• What is being asked
Copy out every line from the records that includes "header".

↓↓↓

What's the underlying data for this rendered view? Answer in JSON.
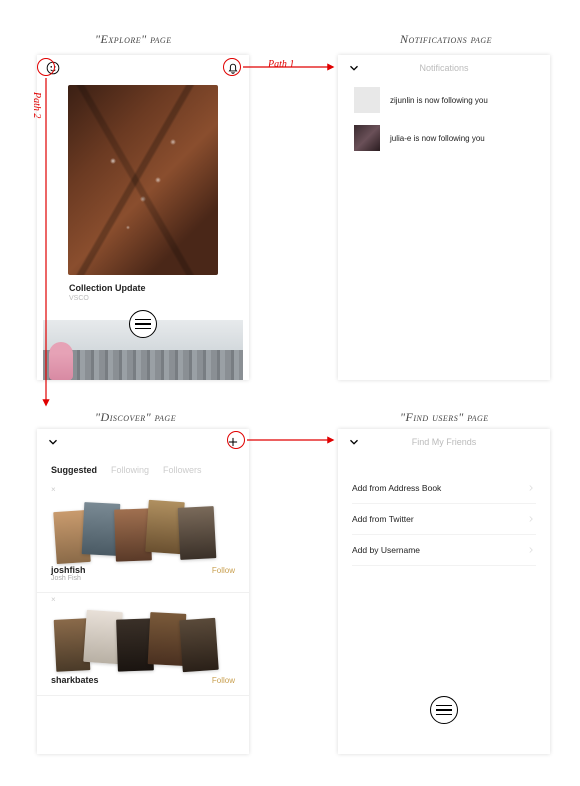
{
  "labels": {
    "explore": "\"Explore\" page",
    "notifications": "Notifications page",
    "discover": "\"Discover\" page",
    "find": "\"Find users\" page",
    "path1": "Path 1",
    "path2": "Path 2"
  },
  "explore": {
    "card_title": "Collection Update",
    "card_source": "VSCO"
  },
  "notifications": {
    "header": "Notifications",
    "items": [
      {
        "text": "zijunlin is now following you"
      },
      {
        "text": "julia-e is now following you"
      }
    ]
  },
  "discover": {
    "tabs": {
      "suggested": "Suggested",
      "following": "Following",
      "followers": "Followers"
    },
    "users": [
      {
        "username": "joshfish",
        "fullname": "Josh Fish",
        "action": "Follow"
      },
      {
        "username": "sharkbates",
        "fullname": "",
        "action": "Follow"
      }
    ]
  },
  "find": {
    "header": "Find My Friends",
    "options": [
      {
        "label": "Add from Address Book"
      },
      {
        "label": "Add from Twitter"
      },
      {
        "label": "Add by Username"
      }
    ]
  }
}
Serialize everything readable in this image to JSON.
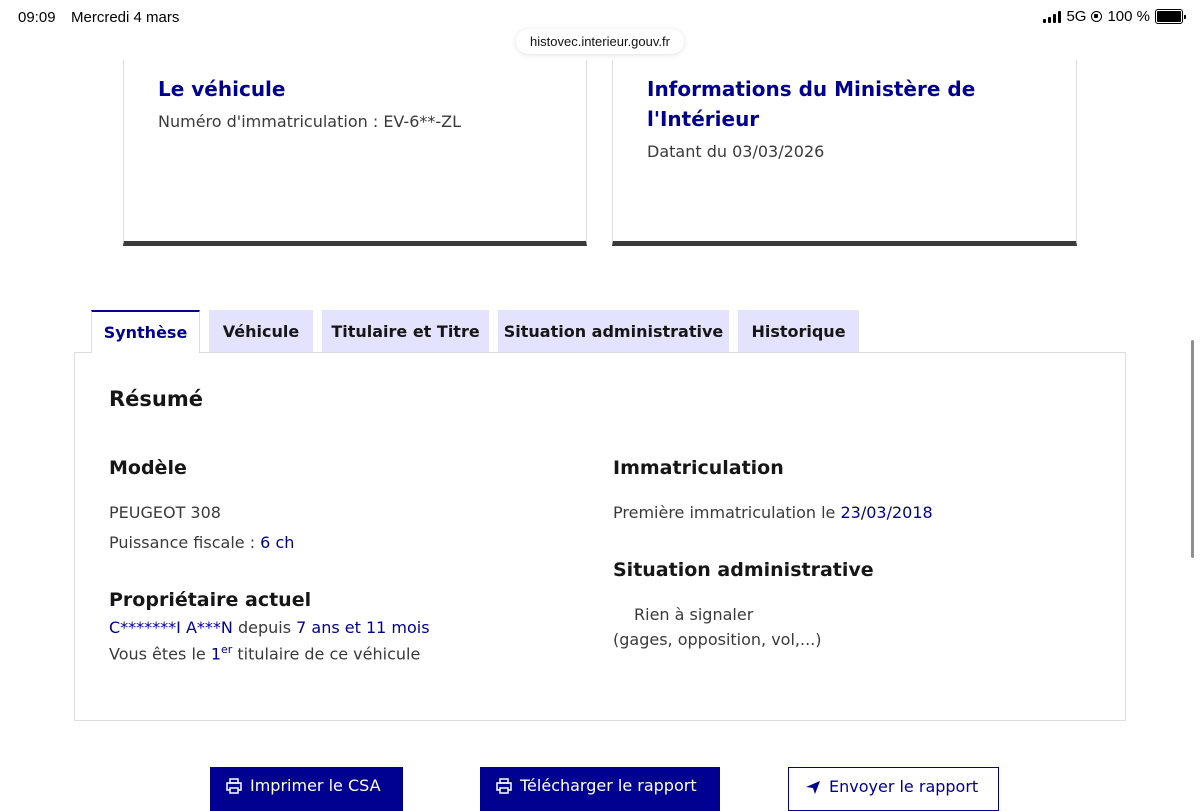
{
  "status_bar": {
    "time": "09:09",
    "date": "Mercredi 4 mars",
    "network": "5G",
    "battery": "100 %"
  },
  "browser": {
    "url": "histovec.interieur.gouv.fr"
  },
  "cards": {
    "vehicle": {
      "title": "Le véhicule",
      "plate_label": "Numéro d'immatriculation : ",
      "plate_value": "EV-6**-ZL"
    },
    "ministry": {
      "title": "Informations du Ministère de l'Intérieur",
      "date_label": "Datant du ",
      "date_value": "03/03/2026"
    }
  },
  "tabs": [
    {
      "label": "Synthèse",
      "active": true
    },
    {
      "label": "Véhicule",
      "active": false
    },
    {
      "label": "Titulaire et Titre",
      "active": false
    },
    {
      "label": "Situation administrative",
      "active": false
    },
    {
      "label": "Historique",
      "active": false
    }
  ],
  "summary": {
    "title": "Résumé",
    "model": {
      "heading": "Modèle",
      "name": "PEUGEOT 308",
      "power_label": "Puissance fiscale : ",
      "power_value": "6 ch"
    },
    "owner": {
      "heading": "Propriétaire actuel",
      "name": "C*******I A***N",
      "since_label": " depuis ",
      "since_value": "7 ans et 11 mois",
      "rank_prefix": "Vous êtes le ",
      "rank_number": "1",
      "rank_sup": "er",
      "rank_suffix": " titulaire de ce véhicule"
    },
    "registration": {
      "heading": "Immatriculation",
      "first_label": "Première immatriculation le ",
      "first_date": "23/03/2018"
    },
    "admin": {
      "heading": "Situation administrative",
      "status": "Rien à signaler",
      "note": "(gages, opposition, vol,...)"
    }
  },
  "actions": {
    "print_csa": "Imprimer le CSA",
    "download_report": "Télécharger le rapport",
    "send_report": "Envoyer le rapport"
  },
  "colors": {
    "accent": "#000091",
    "tab_background": "#e3e3fd",
    "text": "#3a3a3a",
    "border": "#dddddd"
  }
}
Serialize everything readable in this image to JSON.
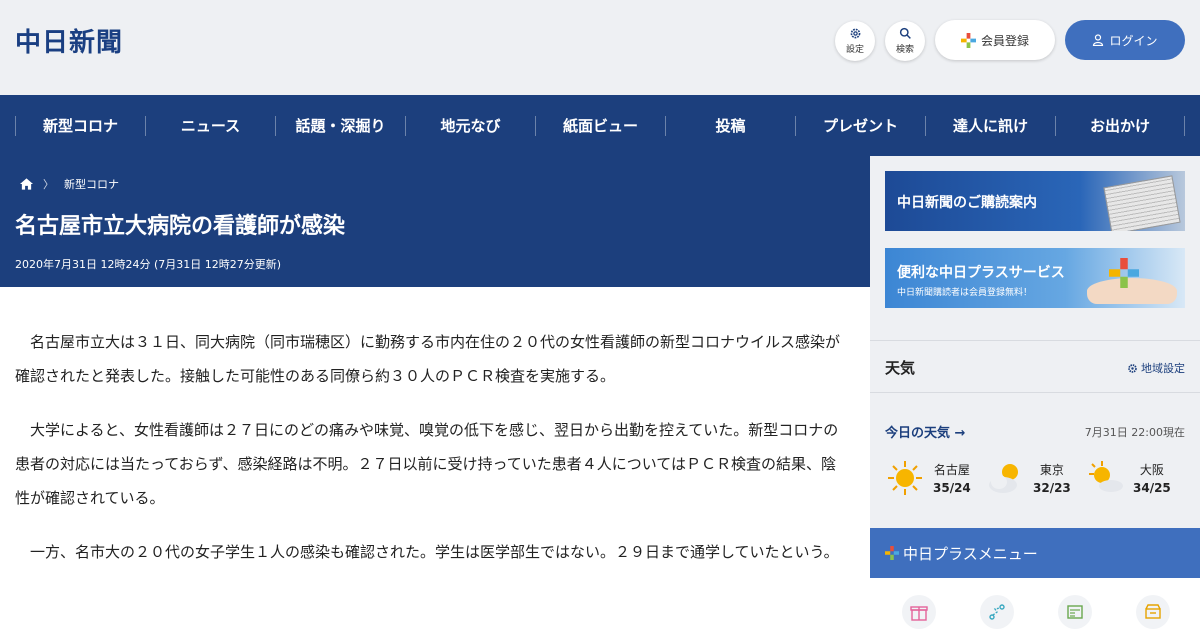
{
  "header": {
    "logo": "中日新聞",
    "settings_label": "設定",
    "search_label": "検索",
    "register_label": "会員登録",
    "login_label": "ログイン"
  },
  "nav": {
    "items": [
      "新型コロナ",
      "ニュース",
      "話題・深掘り",
      "地元なび",
      "紙面ビュー",
      "投稿",
      "プレゼント",
      "達人に訊け",
      "お出かけ"
    ]
  },
  "article": {
    "breadcrumb_category": "新型コロナ",
    "title": "名古屋市立大病院の看護師が感染",
    "date": "2020年7月31日 12時24分 (7月31日 12時27分更新)",
    "paragraphs": [
      "名古屋市立大は３１日、同大病院（同市瑞穂区）に勤務する市内在住の２０代の女性看護師の新型コロナウイルス感染が確認されたと発表した。接触した可能性のある同僚ら約３０人のＰＣＲ検査を実施する。",
      "大学によると、女性看護師は２７日にのどの痛みや味覚、嗅覚の低下を感じ、翌日から出勤を控えていた。新型コロナの患者の対応には当たっておらず、感染経路は不明。２７日以前に受け持っていた患者４人についてはＰＣＲ検査の結果、陰性が確認されている。",
      "一方、名市大の２０代の女子学生１人の感染も確認された。学生は医学部生ではない。２９日まで通学していたという。"
    ]
  },
  "sidebar": {
    "banner1": "中日新聞のご購読案内",
    "banner2_title": "便利な中日プラスサービス",
    "banner2_sub": "中日新聞購読者は会員登録無料！",
    "weather_heading": "天気",
    "region_settings": "地域設定",
    "today_weather": "今日の天気",
    "as_of": "7月31日 22:00現在",
    "cities": [
      {
        "name": "名古屋",
        "temp": "35/24",
        "icon": "sun-icon"
      },
      {
        "name": "東京",
        "temp": "32/23",
        "icon": "sun-cloud-icon"
      },
      {
        "name": "大阪",
        "temp": "34/25",
        "icon": "sun-cloud-icon"
      }
    ],
    "plus_menu": "中日プラスメニュー"
  },
  "colors": {
    "navy": "#1c3f7d",
    "accent_blue": "#3f6fbe",
    "background": "#eef0f3"
  }
}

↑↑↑

• Written solution
    "header": "Notifications",
    "header": "Find My Friends",
  "header": {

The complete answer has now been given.